ACS: Blood transfusions can save the lives of patients who have suffered major blood loss, but hospitals don’t always have enough or the right type on hand. In search of a solution, researchers have developed a promising substitute using blood’s oxygen-carrying component, hemoglobin. The in vitro study, reported in ACS’ journal Biomacromolecules, found that the modified hemoglobin was an effective oxygen carrier and also scavenged for potentially damaging free radicals.
Red blood cells are the most commonly transfused component of blood,
according to the U.S. National Heart, Lung, and Blood Institute. These
cells carry the protein hemoglobin, which performs the essential
function of delivering oxygen to the body’s tissues. Scientists have
tried developing chemically modified hemoglobin — which by itself is
toxic — as a blood substitute but have found that it forms
methemoglobin. This form of the protein doesn’t bind oxygen and thus
decreases the amount of oxygen that blood delivers in the body. In
addition, the generation of methemoglobin produces hydrogen peroxide,
which leads to cell damage. Hong Zhou, Lian Zhao, Yan Wu and colleagues
wanted to see if packaging hemoglobin in a benign envelope could get
around these problems.
The researchers developed a one-step method for wrapping hemoglobin
in polydopamine, or PDA, which has been widely studied for biomedical
applications. A battery of lab tests showed that the PDA-coated
hemoglobin effectively carried oxygen, while preventing the formation of
methemoglobin and hydrogen peroxide. In addition, it caused minimal
cell damage, and acted as an effective antioxidant, scavenging for
potentially damaging free radicals and reactive oxygen species.
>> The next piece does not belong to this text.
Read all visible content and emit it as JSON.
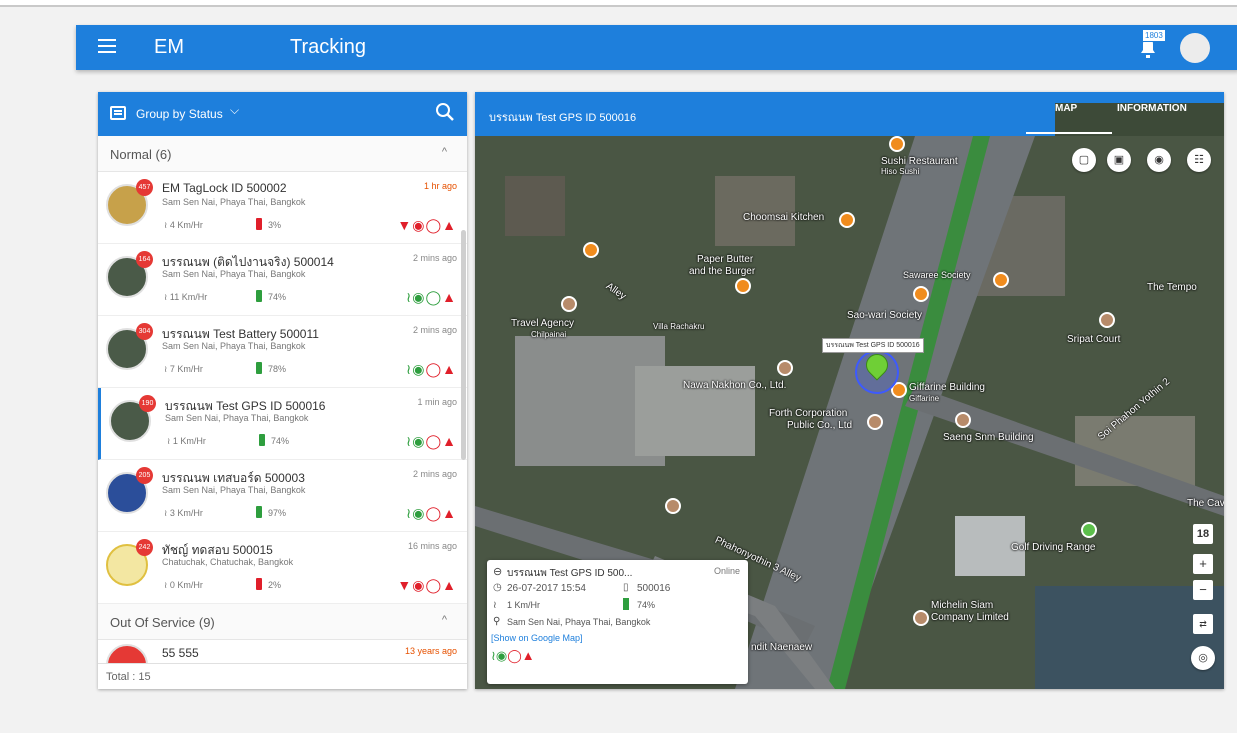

The authors acknowledge funding from the National Natural Science Foundation of China and the Beijing Natural Science Foundation.